About the Moot
The Philip C. Jessup International Moot Court Competition is the largest, oldest and most prestigious international moot court competition. The competition is administered by the International Law Students Association in affiliation with the American Bar Association Section on International Law and is sponsored by numerous international law firms. Teams from over 500 law schools located in more than 80 countries compete in Washington, D.C. at international rounds typically after a series of national or regional rounds.
The competition focuses on the most important public international law issues of the day, argued before the International Court of Justice in The Hague, the primary judicial organ of the United Nations. The issues include problems of piracy, genocide, border disputes and maritime delineations, human rights, refugee issues, as well as military activities. As an example, the 2012 competition issues call for the participants consider “the factual and legal consequences of climate change on statehood, migration, and sovereign lending.”

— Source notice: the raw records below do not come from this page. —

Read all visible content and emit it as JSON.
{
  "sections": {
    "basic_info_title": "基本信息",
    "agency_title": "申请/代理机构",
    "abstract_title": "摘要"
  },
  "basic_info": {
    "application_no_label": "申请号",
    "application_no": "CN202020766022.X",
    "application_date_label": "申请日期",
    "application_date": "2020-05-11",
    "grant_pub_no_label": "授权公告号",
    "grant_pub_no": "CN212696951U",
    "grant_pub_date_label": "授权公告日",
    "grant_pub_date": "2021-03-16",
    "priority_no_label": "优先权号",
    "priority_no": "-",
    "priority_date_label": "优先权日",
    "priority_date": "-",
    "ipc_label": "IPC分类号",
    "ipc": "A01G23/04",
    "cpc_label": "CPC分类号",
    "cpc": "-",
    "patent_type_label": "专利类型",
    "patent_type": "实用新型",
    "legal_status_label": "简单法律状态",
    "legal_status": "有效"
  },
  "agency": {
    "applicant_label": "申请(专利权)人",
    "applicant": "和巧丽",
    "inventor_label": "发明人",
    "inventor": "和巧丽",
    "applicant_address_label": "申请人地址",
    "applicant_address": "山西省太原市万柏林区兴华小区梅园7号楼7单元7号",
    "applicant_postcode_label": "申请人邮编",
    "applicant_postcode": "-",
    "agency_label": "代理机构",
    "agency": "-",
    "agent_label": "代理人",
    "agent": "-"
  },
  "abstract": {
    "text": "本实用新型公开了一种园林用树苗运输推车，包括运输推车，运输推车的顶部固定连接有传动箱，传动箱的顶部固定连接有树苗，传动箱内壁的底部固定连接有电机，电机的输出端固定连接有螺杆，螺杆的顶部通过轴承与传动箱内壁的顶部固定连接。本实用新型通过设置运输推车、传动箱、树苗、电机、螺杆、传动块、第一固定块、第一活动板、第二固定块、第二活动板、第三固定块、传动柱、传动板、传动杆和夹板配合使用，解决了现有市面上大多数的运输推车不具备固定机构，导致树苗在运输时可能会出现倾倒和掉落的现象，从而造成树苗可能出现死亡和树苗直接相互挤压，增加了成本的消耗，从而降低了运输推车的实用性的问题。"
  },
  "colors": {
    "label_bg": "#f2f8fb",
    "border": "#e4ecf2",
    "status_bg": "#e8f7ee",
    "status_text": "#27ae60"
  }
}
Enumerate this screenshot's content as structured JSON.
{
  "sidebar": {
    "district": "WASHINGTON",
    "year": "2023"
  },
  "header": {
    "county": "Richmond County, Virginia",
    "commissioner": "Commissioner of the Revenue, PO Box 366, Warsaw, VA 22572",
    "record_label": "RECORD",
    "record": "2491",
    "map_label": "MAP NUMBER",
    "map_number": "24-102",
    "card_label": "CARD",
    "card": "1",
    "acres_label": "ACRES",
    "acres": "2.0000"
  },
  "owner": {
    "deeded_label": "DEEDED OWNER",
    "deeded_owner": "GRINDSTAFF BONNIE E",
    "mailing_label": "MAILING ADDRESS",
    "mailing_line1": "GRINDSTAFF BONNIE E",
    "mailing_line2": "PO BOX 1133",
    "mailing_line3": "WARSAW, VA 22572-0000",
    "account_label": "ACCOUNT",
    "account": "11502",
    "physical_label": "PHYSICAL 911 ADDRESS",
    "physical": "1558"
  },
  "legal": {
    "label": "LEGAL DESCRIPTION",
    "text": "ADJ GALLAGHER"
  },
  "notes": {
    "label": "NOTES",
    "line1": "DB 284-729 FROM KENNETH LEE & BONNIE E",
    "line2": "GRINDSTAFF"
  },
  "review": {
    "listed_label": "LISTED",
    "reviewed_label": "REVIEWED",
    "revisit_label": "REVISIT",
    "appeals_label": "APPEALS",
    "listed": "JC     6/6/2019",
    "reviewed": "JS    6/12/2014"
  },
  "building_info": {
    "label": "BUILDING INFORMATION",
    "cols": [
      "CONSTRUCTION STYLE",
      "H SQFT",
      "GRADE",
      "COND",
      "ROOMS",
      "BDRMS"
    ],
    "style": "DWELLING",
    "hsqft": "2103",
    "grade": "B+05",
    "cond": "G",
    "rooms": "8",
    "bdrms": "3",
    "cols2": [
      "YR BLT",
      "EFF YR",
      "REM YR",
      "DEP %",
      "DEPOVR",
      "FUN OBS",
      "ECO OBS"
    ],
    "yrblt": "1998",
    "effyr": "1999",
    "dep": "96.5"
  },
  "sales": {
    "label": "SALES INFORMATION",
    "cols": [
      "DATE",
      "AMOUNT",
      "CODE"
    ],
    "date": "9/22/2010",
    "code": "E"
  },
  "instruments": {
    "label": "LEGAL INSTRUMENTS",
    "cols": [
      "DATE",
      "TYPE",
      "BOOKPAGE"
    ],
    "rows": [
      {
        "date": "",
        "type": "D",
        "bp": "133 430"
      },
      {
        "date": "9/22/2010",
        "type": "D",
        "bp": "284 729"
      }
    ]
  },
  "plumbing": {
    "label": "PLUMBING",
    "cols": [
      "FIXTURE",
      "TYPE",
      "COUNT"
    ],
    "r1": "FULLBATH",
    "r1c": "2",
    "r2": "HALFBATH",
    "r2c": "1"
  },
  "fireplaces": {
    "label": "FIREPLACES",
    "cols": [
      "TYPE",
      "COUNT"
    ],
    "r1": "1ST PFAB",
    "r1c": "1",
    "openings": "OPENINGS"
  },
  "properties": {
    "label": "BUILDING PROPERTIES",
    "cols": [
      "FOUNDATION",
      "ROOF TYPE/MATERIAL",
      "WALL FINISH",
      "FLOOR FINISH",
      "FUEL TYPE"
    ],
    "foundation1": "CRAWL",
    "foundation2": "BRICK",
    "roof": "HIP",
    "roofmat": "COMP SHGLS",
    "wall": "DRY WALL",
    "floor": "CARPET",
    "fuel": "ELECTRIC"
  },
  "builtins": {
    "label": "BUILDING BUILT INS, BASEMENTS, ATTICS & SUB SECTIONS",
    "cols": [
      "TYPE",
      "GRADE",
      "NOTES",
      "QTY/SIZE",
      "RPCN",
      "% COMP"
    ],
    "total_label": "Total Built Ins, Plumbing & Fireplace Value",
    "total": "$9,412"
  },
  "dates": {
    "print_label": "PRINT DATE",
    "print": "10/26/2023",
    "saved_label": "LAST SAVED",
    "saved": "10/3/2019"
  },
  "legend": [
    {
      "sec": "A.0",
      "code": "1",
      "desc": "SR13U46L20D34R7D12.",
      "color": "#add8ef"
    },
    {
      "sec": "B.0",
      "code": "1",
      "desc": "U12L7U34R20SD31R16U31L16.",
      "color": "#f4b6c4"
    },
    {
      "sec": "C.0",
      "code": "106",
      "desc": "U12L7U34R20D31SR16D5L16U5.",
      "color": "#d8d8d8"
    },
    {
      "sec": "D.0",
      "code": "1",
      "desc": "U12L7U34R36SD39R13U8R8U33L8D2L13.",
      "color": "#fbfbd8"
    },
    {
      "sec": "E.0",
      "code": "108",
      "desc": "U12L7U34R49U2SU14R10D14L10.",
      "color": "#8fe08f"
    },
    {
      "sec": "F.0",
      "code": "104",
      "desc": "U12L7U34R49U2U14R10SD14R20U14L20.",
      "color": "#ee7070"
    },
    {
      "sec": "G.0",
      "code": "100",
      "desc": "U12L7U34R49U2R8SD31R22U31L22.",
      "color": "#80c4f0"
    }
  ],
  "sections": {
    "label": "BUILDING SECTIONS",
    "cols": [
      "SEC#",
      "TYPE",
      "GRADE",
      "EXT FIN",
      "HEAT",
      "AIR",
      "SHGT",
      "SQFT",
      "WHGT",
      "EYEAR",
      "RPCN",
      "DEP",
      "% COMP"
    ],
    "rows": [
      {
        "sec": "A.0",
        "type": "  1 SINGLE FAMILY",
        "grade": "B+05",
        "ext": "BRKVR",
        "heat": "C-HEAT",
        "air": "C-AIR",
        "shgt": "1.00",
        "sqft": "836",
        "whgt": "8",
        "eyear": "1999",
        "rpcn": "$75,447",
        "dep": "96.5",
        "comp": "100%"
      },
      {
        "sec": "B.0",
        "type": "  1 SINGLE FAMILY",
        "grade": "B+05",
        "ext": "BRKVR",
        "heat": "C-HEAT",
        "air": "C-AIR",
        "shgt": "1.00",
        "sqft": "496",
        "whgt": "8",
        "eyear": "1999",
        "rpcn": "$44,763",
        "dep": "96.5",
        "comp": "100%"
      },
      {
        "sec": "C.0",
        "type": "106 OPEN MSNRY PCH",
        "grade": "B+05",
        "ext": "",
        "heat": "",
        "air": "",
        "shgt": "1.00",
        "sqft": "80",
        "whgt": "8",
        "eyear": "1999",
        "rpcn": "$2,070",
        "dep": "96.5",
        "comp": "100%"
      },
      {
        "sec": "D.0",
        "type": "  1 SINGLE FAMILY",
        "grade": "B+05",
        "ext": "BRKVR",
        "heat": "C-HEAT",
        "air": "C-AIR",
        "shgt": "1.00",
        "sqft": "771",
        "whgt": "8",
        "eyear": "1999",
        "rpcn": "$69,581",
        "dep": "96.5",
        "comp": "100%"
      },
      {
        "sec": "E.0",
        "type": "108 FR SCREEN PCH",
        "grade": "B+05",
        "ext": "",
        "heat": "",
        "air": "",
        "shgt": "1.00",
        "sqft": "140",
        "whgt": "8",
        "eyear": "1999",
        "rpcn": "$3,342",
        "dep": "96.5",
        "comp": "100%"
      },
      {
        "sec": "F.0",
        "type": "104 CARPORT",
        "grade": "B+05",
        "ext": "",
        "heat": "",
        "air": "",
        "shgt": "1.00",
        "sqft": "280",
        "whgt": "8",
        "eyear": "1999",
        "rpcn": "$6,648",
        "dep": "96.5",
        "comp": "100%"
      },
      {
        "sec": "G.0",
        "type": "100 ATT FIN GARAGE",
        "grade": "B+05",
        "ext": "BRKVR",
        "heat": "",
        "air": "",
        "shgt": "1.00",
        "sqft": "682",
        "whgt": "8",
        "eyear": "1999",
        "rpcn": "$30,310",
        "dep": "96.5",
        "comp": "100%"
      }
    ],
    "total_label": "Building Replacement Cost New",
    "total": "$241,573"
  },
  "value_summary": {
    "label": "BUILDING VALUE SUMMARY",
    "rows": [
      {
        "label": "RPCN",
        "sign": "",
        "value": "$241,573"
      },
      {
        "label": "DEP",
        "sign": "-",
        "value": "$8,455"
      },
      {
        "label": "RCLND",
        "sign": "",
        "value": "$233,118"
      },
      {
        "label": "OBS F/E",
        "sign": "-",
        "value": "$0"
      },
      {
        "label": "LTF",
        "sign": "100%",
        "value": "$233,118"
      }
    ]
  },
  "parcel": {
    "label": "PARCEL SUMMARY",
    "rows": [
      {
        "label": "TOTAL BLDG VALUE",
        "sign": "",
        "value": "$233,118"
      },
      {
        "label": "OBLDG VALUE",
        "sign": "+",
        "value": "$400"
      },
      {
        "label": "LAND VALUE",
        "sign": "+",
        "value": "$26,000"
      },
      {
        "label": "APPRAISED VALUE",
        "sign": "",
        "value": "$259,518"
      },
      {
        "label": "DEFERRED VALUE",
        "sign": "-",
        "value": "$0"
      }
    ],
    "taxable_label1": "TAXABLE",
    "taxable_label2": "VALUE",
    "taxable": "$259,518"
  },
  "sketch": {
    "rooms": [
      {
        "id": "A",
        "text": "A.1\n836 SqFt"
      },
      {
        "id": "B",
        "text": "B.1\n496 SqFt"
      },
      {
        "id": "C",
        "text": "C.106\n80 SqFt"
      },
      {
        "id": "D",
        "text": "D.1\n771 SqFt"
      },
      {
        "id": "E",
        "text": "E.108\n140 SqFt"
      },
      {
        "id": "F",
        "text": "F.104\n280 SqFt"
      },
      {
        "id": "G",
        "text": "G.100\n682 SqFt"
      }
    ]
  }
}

Team members argue both sides of the dispute as “Applicants” and “Respondents” over the four issues involved in each year’s “Compromis,” which is a statement of facts and issues agreed to by the parties for consideration by the International Court of Justice. The competition involves two phases: the first is the submission of written “Memorials,” followed by oral arguments. Where there are national or regional competitions, the best teams advance to the international rounds held in Washington, D.C.